Build an elevator that will take people into outer space? Sure, why not?

Make disturbingly realistic masks of pets’ faces for their owners? The Japanese are all over it.

Pay people up to $85,000 a year to become ninjas to help with tourism? Of course.

Hold a competitive event every year where entrants must scream a phrase of anger, hope, frustration, or passion while flipping over the tiny table and sending it flying? Sounds like a plan.

Create a real-life Transformer that goes from robot to a car you can ride? Hell yes.

Have people sit in a giant bathtub filled with beer for… health benefits?
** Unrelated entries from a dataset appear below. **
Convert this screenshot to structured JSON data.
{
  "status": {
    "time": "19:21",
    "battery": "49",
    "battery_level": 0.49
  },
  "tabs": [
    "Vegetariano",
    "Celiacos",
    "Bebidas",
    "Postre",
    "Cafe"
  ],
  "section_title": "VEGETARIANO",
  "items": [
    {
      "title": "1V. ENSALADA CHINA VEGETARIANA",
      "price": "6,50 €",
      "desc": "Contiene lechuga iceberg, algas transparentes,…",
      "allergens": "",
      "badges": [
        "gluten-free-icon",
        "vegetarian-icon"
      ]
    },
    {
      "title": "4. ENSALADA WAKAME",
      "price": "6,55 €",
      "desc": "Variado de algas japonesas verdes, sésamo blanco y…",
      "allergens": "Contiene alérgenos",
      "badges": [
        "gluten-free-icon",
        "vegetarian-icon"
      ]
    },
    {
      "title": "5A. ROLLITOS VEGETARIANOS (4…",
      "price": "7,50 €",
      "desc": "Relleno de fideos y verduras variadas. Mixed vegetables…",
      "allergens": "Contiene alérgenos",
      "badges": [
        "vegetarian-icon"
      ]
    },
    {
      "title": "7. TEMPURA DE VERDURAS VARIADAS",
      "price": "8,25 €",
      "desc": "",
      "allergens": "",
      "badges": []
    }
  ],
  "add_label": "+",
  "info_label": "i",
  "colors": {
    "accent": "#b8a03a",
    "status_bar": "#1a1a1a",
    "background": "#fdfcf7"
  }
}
On it.

Like I said, anything.

Their latest unique endeavor, while not a “good” idea per se, might actually be one that catches on in other countries. Maybe.

According to Grape

While you’ll often find a weary salaryman downing a beer outside a convenience store after a hard day of work, drinking alcohol within a convenience store’s “eat-in corner” is generally frowned upon and often prohibited. The Hakata Station station branch of Poplar convenience stores in Fukuoka is discarding that rule in as fancy a style as they can, however, opening up Japan’s first ever bar within a convenience store.

Yep, an actual bar inside a convenience store for people to hang out at and get sauced. A+ idea.

This new convenience store bar will reportedly offer over 1,000 types of drinks with the cheapest priced at 500 yen (around $4.48 US). You can even load up on snacks purchased at the convenience store and eat them at the bar. (This idea is going to make a zillion dollars.)

While this is currently the only one of its kind in Japan (or anywhere, as faras I know), the company plans to open five more soon in the area, and 100 more across Japan within the next three years.

You keep being you, Japan.


TAGSAlcoholbarsJapan